In the NBA, a second positive test carries a $25,000 fine and each subsequent test a suspension of five games, then 10 and so on. In baseball, a player on a 40-man roster could be fined up to $35,000, while a player not on a 40-man roster is subject to a 50-game suspension for a second positive test and 100 for a third.
A Raptors spokeswoman said it’s business as usual for the team because the new laws in Canada don’t change NBA drug policy. Blue Jays general manager Ross Atkins also largely deferred to the league office.
”Major League Baseball does a good job on educating players across the game on risk in and around that,” Atkins said. ”It’s a complex situation that is very personal. I’d need more information to say if we’d just tolerate it or not.”
For now, marijuana is technically a banned substance as a drug of abuse in the NHL. Cote would love to see marijuana removed from NHL/NHLPA testing to open the doors to widely accepting it, though players say it would take years for hockey culture to welcome such a change – if it ever would.
”I played in Colorado where it was legal for a while and I thought it was going to change society a little bit, and it didn’t, really,” Duchene said. ”I don’t think it’s going to be as big a thing as people might think.”
AP Baseball Writer Ron Blum, AP Basketball Writer Tim Reynolds and freelancer Ian Harrison contributed.
Welcome to the PHT Morning Skate, a collection of links from around the hockey world. Have a link you want to submit? Email us at firstname.lastname@example.org.
• Corey Crawford is very close to returning for the Chicago Blackhawks. If all goes well, he’ll be between the pipes Thursday vs. Arizona. [Chicago Tribune]
• “If the so-called ‘tough’ players on this [Canucks] roster aren’t being paid to prevent this from happening, and aren’t being paid to respond when it does, what are they being paid to do?” [Canucks Army]
• Former Canucks president Trevor Linden spoke for the first time since leaving the organization: “I think I left (the team) in a better place than I found it. At the end of the day, I recognized exactly the spot we were coming into this thing and the whole continuum of how teams are built … and how they need to get to where they need to be.” [Sportsnet]

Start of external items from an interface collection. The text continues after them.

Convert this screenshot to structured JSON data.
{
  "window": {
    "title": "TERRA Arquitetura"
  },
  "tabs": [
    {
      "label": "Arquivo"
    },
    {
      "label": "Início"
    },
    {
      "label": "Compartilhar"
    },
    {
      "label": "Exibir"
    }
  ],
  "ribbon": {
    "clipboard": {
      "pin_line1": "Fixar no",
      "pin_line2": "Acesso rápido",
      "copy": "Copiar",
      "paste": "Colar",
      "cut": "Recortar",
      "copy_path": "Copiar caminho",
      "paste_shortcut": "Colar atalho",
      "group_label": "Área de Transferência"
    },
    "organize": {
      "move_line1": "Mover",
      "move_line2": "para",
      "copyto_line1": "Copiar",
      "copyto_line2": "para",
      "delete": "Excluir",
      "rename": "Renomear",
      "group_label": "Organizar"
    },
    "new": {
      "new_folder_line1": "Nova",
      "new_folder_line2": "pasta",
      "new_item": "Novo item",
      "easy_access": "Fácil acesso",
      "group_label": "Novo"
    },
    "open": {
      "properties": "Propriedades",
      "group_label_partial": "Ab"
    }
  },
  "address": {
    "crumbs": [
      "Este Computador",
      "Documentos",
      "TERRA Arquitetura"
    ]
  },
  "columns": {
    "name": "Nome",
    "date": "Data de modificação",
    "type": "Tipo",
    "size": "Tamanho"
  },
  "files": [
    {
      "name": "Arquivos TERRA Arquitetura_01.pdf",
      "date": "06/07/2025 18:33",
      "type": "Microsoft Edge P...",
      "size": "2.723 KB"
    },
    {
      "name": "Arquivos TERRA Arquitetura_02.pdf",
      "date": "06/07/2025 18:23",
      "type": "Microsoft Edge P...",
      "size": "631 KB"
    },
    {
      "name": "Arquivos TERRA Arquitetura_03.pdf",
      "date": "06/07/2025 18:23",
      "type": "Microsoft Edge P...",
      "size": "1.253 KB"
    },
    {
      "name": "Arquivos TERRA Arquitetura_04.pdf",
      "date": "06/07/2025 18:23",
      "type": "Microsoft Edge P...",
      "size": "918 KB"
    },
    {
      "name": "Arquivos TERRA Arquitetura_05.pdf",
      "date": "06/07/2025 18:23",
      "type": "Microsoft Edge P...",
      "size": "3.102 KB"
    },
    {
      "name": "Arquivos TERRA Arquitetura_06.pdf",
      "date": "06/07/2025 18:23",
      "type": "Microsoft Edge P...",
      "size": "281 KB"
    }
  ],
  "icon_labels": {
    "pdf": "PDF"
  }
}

• Bob Hartley, now coaching in the KHL, says he would love if William Nylander came to his team, Avangard Omsk, who own the Toronto Maple Leafs’ forwards rights. “I would love to see him in our team. I coached his father in Zurich, and William himself is a great player, even though he is sitting without a contract.” Nice try, Bob. [TSN]
• How long will the good times last for the Anaheim Ducks? [Yahoo]
• Injuries will be testing the Philadelphia Flyers’ depth for the next little while. [NBC Philadelphia]
• The Imagine Dragons curse affecting the Vegas Golden Knights is real. [Knights on Ice]